I had tried low carb in the past and it just didn't work for me - I just crave them too much. Everyone is different though.
I 100% agree with writing down your food intake though. There's some sort of powerful mental connection about writing down what you're eating. You can do it in a notebook, or there's tons of free places online that already have a food database.
I'm sure you'll do well!
06-05-2012, 09:29 AM
Hi and WELCOME!
So glad you posted. Folks at 3fc are friendly, supportive and have wisdom to share.
You've gotten alot of good advice and suggestions. One thing I"d like to add is: Plan, plan, and plan some more. That is what has been helpful to me.
Find a food plan that you can live with. It may change a bit over time. Have a backup plan when necessary.
Keep your environment as 'friendly' as you can. If it's not in the house... you won't be so tempted.
When you are faced with cravings/fatique/stress/desire/illness and you don't want to eat something unplanned try the D's:
Distance - yourself from that food
Don't drive - don't get in your car to get that food you are craving
Distractions - can be getting online, calling a friend, take a walk, read, do a craft, etc
Deep Breathing - it's amazing how a few deep breaths can help forstall a binge
Drink Water - sometimes that works as a 'decoy' to the food you are about to eat
Don't be a baby - LOL say... It's not fair... "Oh well."
Destroy - I frequently pour liquid dish soap on a food that I am obsessing about. (better in the trash than me)
06-05-2012, 09:45 PM
While I can't tell you what will work for you, I can sympathize.
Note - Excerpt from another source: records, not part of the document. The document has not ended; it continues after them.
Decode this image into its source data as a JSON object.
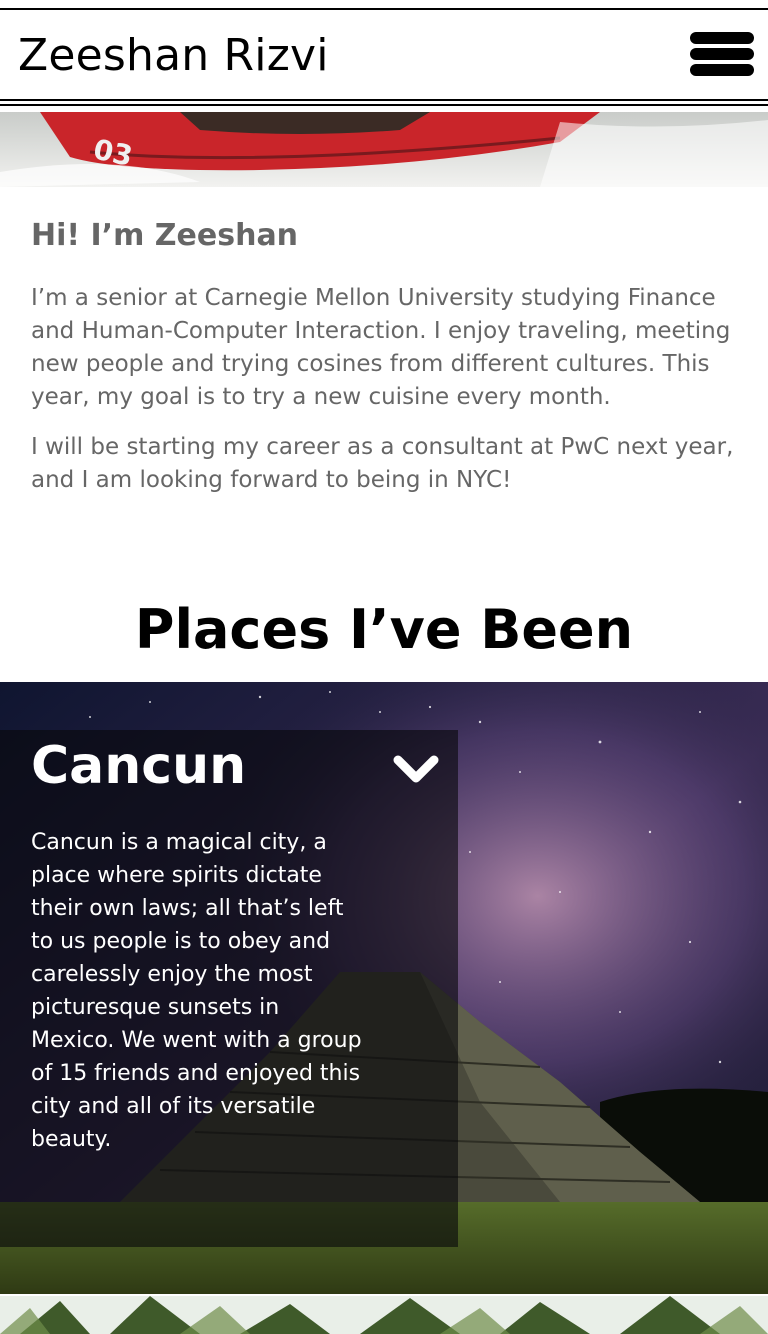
{
  "header": {
    "title": "Zeeshan Rizvi",
    "menu_icon": "hamburger-menu-icon"
  },
  "intro": {
    "heading": "Hi! I’m Zeeshan",
    "paragraphs": [
      "I’m a senior at Carnegie Mellon University studying Finance and Human-Computer Interaction. I enjoy traveling, meeting new people and trying cosines from different cultures. This year, my goal is to try a new cuisine every month.",
      "I will be starting my career as a consultant at PwC next year, and I am looking forward to being in NYC!"
    ]
  },
  "places": {
    "section_title": "Places I’ve Been",
    "items": [
      {
        "name": "Cancun",
        "toggle_icon": "chevron-down-icon",
        "description": "Cancun is a magical city, a place where spirits dictate their own laws; all that’s left to us people is to obey and carelessly enjoy the most picturesque sunsets in Mexico. We went with a group of 15 friends and enjoyed this city and all of its versatile beauty."
      }
    ]
  },
  "colors": {
    "text_gray": "#666666",
    "black": "#000000",
    "white": "#ffffff"
  }
}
I'm hypothyroid and hypoglycemic, and I've just figured out what works for me right now.
My 2 cents -
Pick a plan and commit to it for at least a month before reevaluating/tweaking/switching.
Don't be afraid to try a different plan. But if your plan is working and you can live with it, commit to sticking with it, even if you don't lose every single week.
I'm on a pretty strict plan, so I do allow myself to go off plan occasionally, but it is pre-planned, it can be for part of several days in a row, but never a whole day, and I need to have a good reason for it.
I weigh daily, but record my weight and measurements weekly. If the daily fluctuations start to bother me, then I stop it for a while.
I didn't start exercise til January. I started with a 3 day a week goal, now I'm aiming for something, anything every day.
I think what's different for me this time is that I'm learning how very mental losing weight is. I've committed to sticking to the plan, and while I wish it would happen faster, I'm not giving up.